▶ _EXERCISE INSTRUCTIONS_: Whenever the word "Give" appears in a line of the data below, copy that line.

§ §

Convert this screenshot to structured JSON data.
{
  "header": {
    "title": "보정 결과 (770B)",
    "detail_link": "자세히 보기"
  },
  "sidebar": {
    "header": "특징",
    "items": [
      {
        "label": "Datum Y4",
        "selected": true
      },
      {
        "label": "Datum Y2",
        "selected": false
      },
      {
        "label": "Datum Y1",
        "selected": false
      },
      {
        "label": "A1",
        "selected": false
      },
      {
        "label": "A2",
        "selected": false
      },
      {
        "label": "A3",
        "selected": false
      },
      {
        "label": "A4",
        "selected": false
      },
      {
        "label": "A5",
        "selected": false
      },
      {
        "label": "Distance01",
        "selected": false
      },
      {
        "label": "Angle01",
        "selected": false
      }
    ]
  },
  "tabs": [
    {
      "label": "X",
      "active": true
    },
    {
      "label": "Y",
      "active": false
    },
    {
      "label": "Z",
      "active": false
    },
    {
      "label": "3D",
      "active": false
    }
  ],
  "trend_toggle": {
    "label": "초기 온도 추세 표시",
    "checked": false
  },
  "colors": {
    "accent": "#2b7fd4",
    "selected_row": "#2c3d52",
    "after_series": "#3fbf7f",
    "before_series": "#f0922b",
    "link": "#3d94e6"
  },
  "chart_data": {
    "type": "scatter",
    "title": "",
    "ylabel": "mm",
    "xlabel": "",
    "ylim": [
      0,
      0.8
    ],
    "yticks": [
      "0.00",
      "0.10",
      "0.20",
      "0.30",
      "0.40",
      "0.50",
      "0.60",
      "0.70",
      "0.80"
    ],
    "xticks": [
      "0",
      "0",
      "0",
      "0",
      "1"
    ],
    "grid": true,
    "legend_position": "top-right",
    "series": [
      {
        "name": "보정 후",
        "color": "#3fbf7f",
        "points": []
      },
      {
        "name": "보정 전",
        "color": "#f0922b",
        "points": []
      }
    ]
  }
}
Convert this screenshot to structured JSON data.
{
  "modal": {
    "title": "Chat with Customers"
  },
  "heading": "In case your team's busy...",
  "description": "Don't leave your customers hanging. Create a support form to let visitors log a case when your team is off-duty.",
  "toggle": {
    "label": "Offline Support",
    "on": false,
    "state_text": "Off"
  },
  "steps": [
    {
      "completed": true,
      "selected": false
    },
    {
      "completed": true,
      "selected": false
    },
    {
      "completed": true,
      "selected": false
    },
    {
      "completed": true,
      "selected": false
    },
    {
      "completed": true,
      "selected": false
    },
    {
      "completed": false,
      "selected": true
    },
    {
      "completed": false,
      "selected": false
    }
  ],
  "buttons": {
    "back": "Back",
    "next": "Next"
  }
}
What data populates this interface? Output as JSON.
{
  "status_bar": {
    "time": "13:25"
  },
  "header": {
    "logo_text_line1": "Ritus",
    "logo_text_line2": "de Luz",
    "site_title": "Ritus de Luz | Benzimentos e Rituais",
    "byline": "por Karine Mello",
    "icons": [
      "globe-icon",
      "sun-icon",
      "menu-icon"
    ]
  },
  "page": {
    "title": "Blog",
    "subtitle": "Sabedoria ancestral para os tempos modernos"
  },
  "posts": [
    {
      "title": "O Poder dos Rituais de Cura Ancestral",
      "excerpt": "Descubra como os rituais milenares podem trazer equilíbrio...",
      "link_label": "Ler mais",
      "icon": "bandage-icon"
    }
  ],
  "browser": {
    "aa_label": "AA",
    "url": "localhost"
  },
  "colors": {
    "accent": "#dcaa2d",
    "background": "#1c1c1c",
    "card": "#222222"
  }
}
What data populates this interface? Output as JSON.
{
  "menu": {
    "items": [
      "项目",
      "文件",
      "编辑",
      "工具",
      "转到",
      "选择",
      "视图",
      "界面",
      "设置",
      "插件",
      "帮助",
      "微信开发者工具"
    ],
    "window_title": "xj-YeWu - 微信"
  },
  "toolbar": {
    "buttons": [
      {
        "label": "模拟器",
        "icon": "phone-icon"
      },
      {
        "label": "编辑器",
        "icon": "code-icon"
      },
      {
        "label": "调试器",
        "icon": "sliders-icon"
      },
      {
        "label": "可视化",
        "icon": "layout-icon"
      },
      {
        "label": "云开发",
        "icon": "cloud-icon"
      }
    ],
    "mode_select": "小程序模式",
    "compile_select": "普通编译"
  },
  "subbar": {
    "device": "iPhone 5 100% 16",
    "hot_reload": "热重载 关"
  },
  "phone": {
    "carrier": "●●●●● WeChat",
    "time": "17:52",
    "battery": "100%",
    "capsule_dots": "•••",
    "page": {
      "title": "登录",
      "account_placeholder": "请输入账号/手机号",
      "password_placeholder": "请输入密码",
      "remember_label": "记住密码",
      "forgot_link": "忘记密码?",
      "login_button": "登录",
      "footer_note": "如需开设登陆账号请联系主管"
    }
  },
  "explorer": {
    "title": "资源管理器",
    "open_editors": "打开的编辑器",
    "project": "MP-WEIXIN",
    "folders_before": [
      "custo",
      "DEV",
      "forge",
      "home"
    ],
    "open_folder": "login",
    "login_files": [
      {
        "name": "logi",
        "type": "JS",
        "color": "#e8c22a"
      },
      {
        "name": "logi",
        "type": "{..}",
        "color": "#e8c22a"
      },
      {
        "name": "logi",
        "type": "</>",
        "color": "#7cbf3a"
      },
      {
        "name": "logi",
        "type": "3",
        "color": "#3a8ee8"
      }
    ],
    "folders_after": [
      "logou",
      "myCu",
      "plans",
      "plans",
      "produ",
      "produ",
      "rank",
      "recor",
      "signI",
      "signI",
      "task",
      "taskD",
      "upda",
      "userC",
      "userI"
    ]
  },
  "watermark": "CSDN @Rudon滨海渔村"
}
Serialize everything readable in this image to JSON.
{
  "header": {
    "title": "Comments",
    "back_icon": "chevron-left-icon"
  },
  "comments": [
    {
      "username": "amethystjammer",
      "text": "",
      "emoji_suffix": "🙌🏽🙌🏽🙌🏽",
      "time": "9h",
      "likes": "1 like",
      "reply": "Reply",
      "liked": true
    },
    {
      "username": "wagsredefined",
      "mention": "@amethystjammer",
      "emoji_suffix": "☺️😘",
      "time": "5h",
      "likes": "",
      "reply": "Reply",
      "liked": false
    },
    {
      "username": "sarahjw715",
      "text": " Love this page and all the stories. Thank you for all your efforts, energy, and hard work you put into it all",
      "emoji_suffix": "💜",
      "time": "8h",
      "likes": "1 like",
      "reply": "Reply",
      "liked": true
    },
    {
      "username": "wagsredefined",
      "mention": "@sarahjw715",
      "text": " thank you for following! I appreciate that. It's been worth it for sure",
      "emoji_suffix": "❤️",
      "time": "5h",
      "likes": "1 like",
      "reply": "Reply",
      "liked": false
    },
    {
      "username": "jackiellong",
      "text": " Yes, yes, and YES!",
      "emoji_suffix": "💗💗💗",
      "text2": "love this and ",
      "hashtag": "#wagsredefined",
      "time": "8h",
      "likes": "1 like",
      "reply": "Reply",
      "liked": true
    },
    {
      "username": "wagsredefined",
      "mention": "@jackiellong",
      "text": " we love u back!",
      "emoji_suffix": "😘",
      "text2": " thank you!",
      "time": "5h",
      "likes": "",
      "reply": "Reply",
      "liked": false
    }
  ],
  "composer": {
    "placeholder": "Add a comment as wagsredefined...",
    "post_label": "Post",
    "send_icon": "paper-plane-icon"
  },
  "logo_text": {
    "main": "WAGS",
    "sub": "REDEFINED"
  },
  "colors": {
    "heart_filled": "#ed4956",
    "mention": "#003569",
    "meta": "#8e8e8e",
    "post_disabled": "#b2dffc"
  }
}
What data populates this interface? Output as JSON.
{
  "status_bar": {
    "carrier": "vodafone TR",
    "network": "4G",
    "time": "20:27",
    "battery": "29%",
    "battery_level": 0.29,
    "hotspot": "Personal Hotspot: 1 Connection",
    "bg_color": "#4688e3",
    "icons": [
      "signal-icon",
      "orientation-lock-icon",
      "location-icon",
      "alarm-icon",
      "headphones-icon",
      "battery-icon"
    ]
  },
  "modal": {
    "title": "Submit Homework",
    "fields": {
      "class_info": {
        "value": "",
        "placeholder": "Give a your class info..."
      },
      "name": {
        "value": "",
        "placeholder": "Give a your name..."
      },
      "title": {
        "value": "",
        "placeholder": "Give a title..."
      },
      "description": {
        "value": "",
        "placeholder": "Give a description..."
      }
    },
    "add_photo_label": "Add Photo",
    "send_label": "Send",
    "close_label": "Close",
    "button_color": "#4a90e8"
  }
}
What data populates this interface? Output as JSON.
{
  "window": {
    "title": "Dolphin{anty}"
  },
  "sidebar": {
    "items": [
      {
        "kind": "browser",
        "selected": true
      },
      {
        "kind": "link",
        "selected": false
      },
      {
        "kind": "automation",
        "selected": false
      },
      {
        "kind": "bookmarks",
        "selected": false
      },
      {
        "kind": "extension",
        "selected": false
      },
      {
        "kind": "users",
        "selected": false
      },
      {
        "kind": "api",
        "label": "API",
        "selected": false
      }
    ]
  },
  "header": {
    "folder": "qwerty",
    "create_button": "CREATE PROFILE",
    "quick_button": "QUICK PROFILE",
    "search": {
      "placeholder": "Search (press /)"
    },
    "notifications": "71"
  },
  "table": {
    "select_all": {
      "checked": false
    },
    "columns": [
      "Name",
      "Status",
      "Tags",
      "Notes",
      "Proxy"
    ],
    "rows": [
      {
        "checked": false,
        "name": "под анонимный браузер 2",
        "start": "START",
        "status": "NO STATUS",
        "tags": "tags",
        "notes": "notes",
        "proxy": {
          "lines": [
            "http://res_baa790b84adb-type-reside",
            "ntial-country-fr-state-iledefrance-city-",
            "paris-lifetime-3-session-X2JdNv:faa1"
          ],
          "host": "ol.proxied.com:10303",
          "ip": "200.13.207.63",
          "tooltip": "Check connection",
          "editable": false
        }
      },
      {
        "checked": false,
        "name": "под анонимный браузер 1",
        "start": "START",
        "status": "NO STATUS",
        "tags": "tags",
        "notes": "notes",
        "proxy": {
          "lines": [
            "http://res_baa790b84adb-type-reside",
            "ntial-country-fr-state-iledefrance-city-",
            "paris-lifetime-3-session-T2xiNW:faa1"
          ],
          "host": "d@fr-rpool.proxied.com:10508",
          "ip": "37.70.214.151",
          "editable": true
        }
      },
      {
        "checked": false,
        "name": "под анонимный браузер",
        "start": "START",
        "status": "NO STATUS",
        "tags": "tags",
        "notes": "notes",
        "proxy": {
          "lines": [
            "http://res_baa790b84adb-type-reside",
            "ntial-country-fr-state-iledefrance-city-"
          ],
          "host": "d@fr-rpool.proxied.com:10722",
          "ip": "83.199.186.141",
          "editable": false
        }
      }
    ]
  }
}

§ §

▶ _RESULT_:
        "placeholder": "Give a your class info..."
        "placeholder": "Give a your name..."
        "placeholder": "Give a title..."
        "placeholder": "Give a description..."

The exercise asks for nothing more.